What to consider when looking for your first car

We cater to a broad range of customers in our online car auctions. As regular readers may well know, a sizeable proportion of these are professional mechanics looking for cars to fix up or take apart for spare parts, but used cars in good working order are also often highly sought-after by first-time drivers. And as every driver knows, buying your first car can be a bit of a minefield. There’s a lot to consider, and a lot of decisions you’ll need to make based on your personal circumstances (including the essential expenses of tax and insurance, of course!) To make things a little easier, we’ve summed up some of the key aspects you’ll need to think about when buying your first car.

1. Should you buy a new or used car?

To be honest, if you’re a first time driver, then going for a used car is going to be your best option. Obviously everybody likes the idea of a shiny new vehicle, but the first (and most obvious) factor to consider is the fact that the price will be significantly higher than that of a used car. There are of course perks to this, such as the manufacturer’s warranty, and you can get some perfectly good new cars on finance. However, one of the key things to remember is that cars start to depreciate in value almost as soon as they leave the showroom. After 3 years on the roads, any given secondhand car will be worth only about 30%-40% of its original price, which is a lot of money to watch go down the drain if you’re a first time driver! Used cars, therefore, can offer you equally long years of service at only a fraction of the price, easily saving you hundreds of pounds.

2. Should you go for a bigger or smaller car?

Again, the answer is pretty clear here too. A large car like a Land Rover or something equally bulky is probably not going to be your best bet as a first time driver. Apart from anything else they’re hugely expensive to buy, run and insure. What’s more though, their manoeuvrability can be an issue, while their sheer bulk can pose obvious issues for someone still getting a sense of their spatial awareness as a driver. Smaller cars are nimbler and easier to control, and also significantly cheaper to ensure. This cost-effectiveness even extends to their engines, as a smaller engine naturally burns less fuel than a larger one (except in certain circumstances, which we’ll come to in a moment). This is why you see very few first time drivers in vehicles such as a Renault Scenic or Toyota Hilux - it often doesn’t make a lot of financial sense! Smaller cars like a Toyota Aygo or even a humble Ford Focus are much better options.

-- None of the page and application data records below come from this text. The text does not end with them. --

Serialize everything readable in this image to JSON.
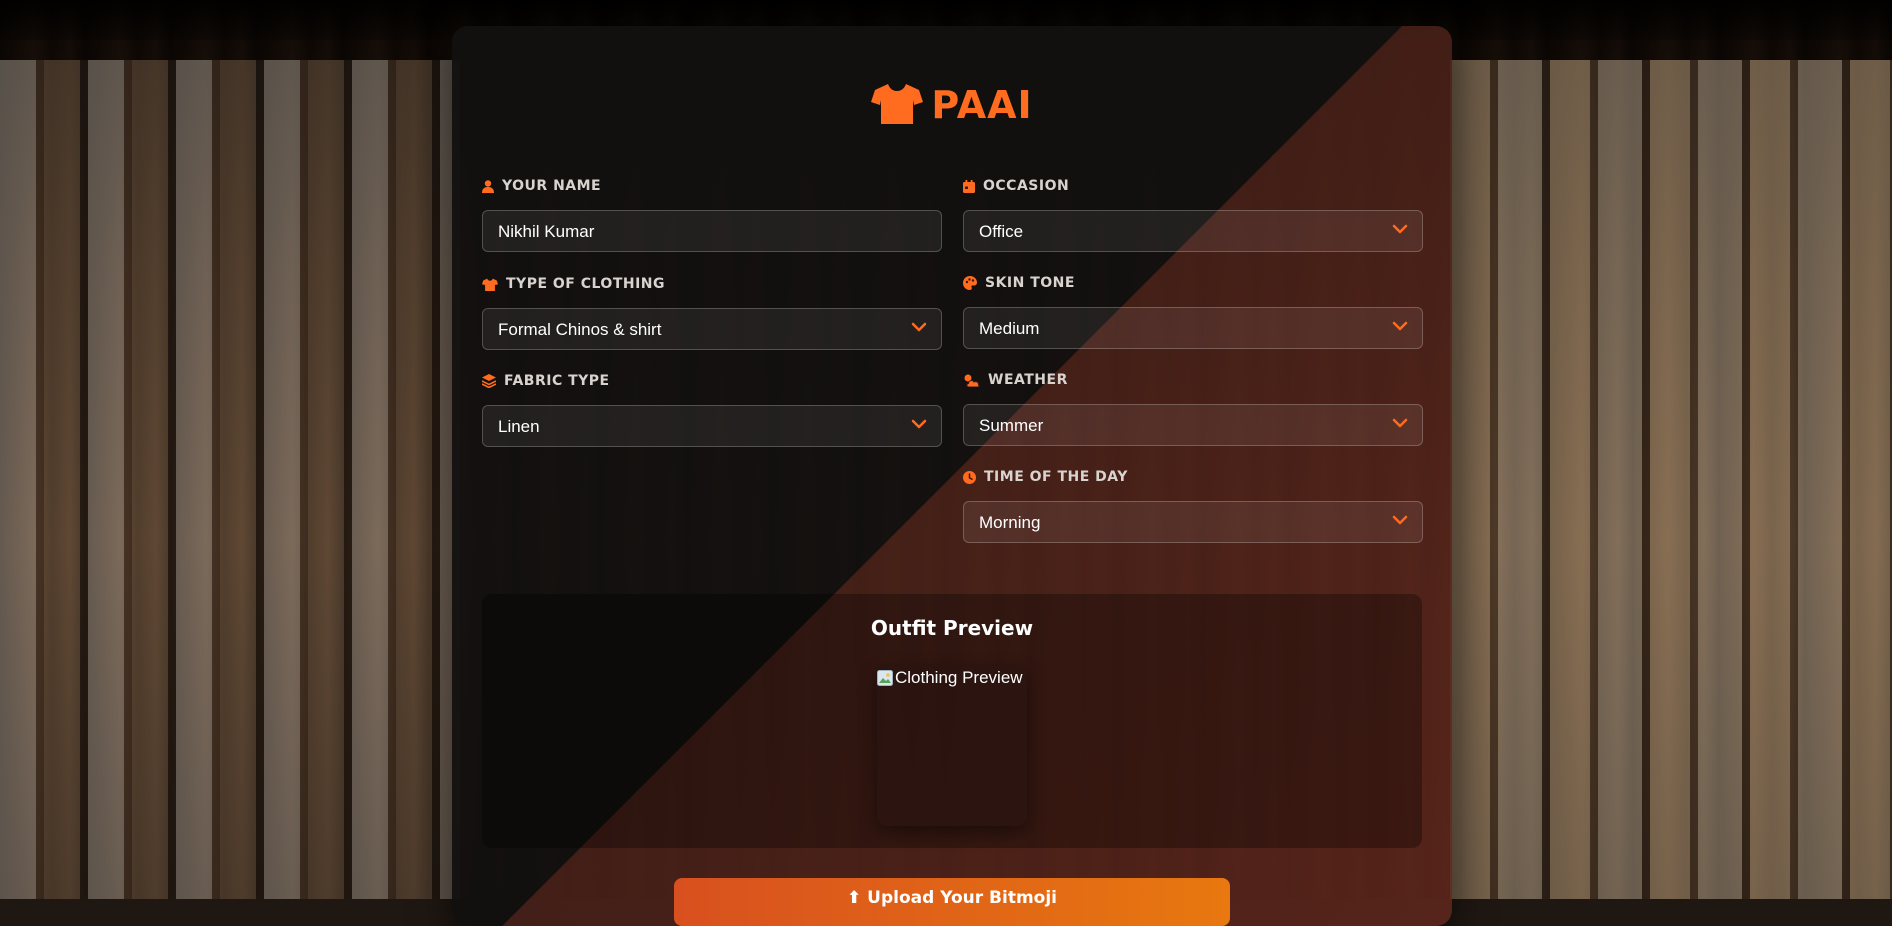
{
  "brand": {
    "name": "PAAI",
    "color": "#ff6b1f",
    "icon": "tshirt-icon"
  },
  "fields": {
    "name": {
      "label": "YOUR NAME",
      "value": "Nikhil Kumar",
      "icon": "user-icon"
    },
    "occasion": {
      "label": "OCCASION",
      "value": "Office",
      "icon": "calendar-icon"
    },
    "clothing": {
      "label": "TYPE OF CLOTHING",
      "value": "Formal Chinos & shirt",
      "icon": "tshirt-icon"
    },
    "skin_tone": {
      "label": "SKIN TONE",
      "value": "Medium",
      "icon": "palette-icon"
    },
    "fabric": {
      "label": "FABRIC TYPE",
      "value": "Linen",
      "icon": "layers-icon"
    },
    "weather": {
      "label": "WEATHER",
      "value": "Summer",
      "icon": "cloud-sun-icon"
    },
    "time": {
      "label": "TIME OF THE DAY",
      "value": "Morning",
      "icon": "clock-icon"
    }
  },
  "preview": {
    "title": "Outfit Preview",
    "image_alt": "Clothing Preview"
  },
  "upload": {
    "label": "⬆ Upload Your Bitmoji"
  },
  "colors": {
    "accent": "#ff6b1f",
    "card_dark": "#12100f",
    "card_warm": "#5f261c"
  }
}
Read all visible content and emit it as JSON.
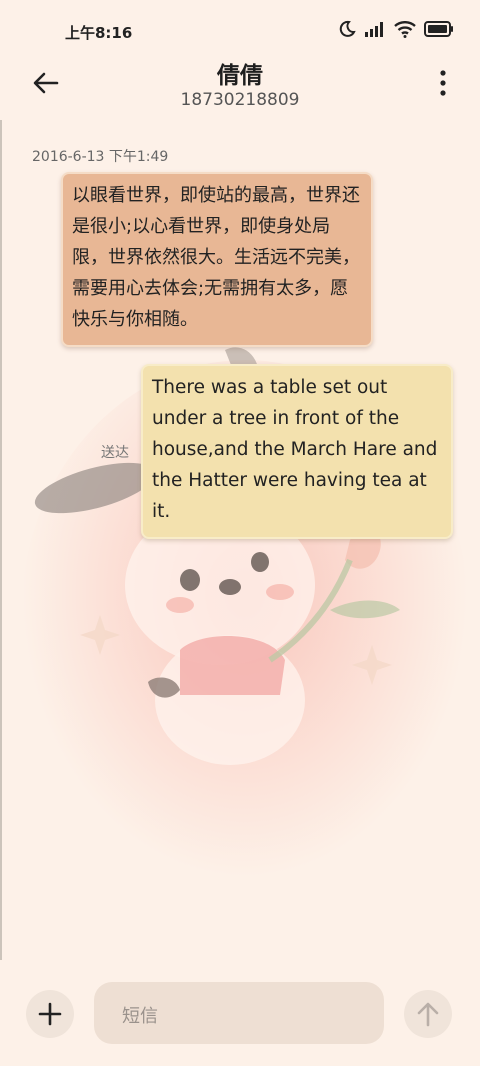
{
  "status_bar": {
    "time": "上午8:16"
  },
  "header": {
    "contact_name": "倩倩",
    "phone_number": "18730218809"
  },
  "conversation": {
    "timestamp": "2016-6-13 下午1:49",
    "messages": [
      {
        "direction": "incoming",
        "text": "以眼看世界，即使站的最高，世界还是很小;以心看世界，即使身处局限，世界依然很大。生活远不完美，需要用心去体会;无需拥有太多，愿快乐与你相随。"
      },
      {
        "direction": "outgoing",
        "text": "There was a table set out under a tree in front of the house,and the March Hare and the Hatter were having tea at it."
      }
    ],
    "status_label": "送达"
  },
  "composer": {
    "placeholder": "短信"
  },
  "colors": {
    "background": "#fdf1e8",
    "incoming_bubble": "#e8b795",
    "outgoing_bubble": "#f3e1ae"
  },
  "icons": [
    "moon-icon",
    "signal-icon",
    "wifi-icon",
    "battery-icon",
    "back-arrow-icon",
    "more-vert-icon",
    "plus-icon",
    "send-arrow-icon"
  ]
}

3. Automatic or manual?

To be honest, that depends on your confidence! The vast majority of new drivers learn with manual cars, so they won’t pose that much difficulty. However, if you’re an especially nervous first time driver (which is always understandable), an automatic gearbox takes one less consideration out of the equation for you when driving, which can make things easier and more pleasant. However, automatic cars tend to be more expensive than manual ones, so it depends on whether you’re willing to make the tradeoff.

4. Petrol or diesel?

This is a tricky one, especially as the ‘best choice’ seems to flip back and forth year-on-year at the moment. It’s true that diesel cars tend to be more economical than their petrol counterparts, but that doesn’t make them an automatically better option. Again, part of the reason for this is cost - diesel cars are more expensive, and cost more to fuel up. What’s more, at the time of writing the government is actively discouraging diesel cars, as they’re viewed to be more polluting.

5. What do I need the car for?

To be honest, this could be the subject of a whole other article - and indeed, here on our blog, probably will be! But we’ll touch on a couple of examples - if you’re going for hour-long plus commutes back and forth every day, you’ll need to factor that in to your car choice, as an otherwise economical vehicle might have to burn up more fuel to get up to speed on the longer, higher-speed motorways. If you’re just going short distances every now and again, on the other hand - say, to the next town over - a smaller vehicle will probably do you just fine. It all depends! And if you’re in the market for your first car, you’ll find we’ve got a fantastic range of them right here at RAW2K. We stock vehicles from a whole host of global manufacturers, including Ford, Peugeot and Vauxhall - all of whom are known for producing models that are reliable and reasonably priced - perfect if you’re just starting out on the roads. (Don’t forget that before you buy your car, your insurance needs to be in place before you can drive it!)